High-throughput biological techniques, like microarrays and drug screens, generate an enormous amount of data that may be critically important for cancer researchers and clinicians. Being able to manipulate the data to extract those pieces of interest, however, can require computational or bioinformatics skills beyond those of the average scientist. One rich source of information is the NCI-60 panel of tumor cell lines. Originally developed to screen anticancer compounds by NCI’s Developmental Therapeutics Program, these 60 cell lines have also been analyzed for their gene and microRNA expression levels, DNA mutation status, and DNA copy number variations.
Gene Chip is one of five microarray platforms used to determine gene expression. (Photo: Christopher Spielmann)

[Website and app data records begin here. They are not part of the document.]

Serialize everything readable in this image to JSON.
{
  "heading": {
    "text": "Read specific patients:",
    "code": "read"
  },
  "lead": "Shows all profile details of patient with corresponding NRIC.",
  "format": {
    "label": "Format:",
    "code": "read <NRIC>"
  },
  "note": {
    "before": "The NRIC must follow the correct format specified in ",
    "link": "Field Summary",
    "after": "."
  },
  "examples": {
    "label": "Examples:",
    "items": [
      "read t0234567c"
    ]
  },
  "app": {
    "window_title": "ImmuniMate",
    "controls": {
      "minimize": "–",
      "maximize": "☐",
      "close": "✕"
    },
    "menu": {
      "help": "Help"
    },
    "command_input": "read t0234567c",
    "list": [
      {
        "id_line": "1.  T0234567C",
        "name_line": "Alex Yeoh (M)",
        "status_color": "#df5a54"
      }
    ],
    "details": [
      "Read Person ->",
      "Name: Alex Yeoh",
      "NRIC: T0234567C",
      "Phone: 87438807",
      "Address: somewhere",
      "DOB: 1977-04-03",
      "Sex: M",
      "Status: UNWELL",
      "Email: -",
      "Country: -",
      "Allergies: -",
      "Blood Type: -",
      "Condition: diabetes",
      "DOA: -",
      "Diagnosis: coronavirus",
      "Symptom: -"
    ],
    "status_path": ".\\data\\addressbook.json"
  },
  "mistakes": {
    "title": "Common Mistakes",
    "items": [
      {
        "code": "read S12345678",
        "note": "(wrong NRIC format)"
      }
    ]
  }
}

Researchers from CCR and the Division of Cancer Treatment and Diagnosis, led by Yves Pommier, M.D., Ph.D., of CCR’s Laboratory of Molecular Pharmacology, wanted to make this data more readily available so they generated a series of online tools, which are freely accessible through their CellMiner web-application.
The tools, described in a recent Cancer Research paper, allow users to access expression levels for 26,065 genes and 360 microRNAs as well as the activity of 20,503 compounds, including 98 that are already approved by the Food and Drug Administration. An additional tool that performs pattern comparisons can be used to identify connections between these three parameters or with a user-supplied pattern of interest. The tools perform the complex computational tasks required to normalize the data captured from five distinct microarray platforms and varying numbers of drug experiments and present it in a format that is easier for users to analyze.
To demonstrate the usefulness of their tools, the researchers tested a colon-specific pattern. Of the genes with a highest colon specificity that were returned, two are known to be over-expressed in colon cancer, and a third, which had the highest specificity, is a little-studied gene that may make an excellent colon cancer biomarker. Several drugs were also highly active in colon cancer cell lines. Three of these are currently being tested in clinical trials, while the fourth drug with the strongest colon-specific activity pattern, could be considered for testing. Looking at the activity pattern across all 60 cell lines for one of the drugs under clinical investigation, the researchers also noted strong activity in melanoma cell lines suggesting the drug could be a therapy for that cancer type as well.
The researchers plan to add more tools in the future including two that provide access to DNA copy number variations and whole genome sequences across the NCI-60. Together, these freely available tools can help researchers with little bioinformatics training find novel hypothesis-generating associations from data previously buried in complex databases.
To learn more about Dr. Pommier’s research, please visit his CCR Web site at http://ccr.cancer.gov/staff/staff.asp?name=pommier.
For more information about CellMiner and to access its tools, please visit http://discover.nci.nih.gov/cellminer.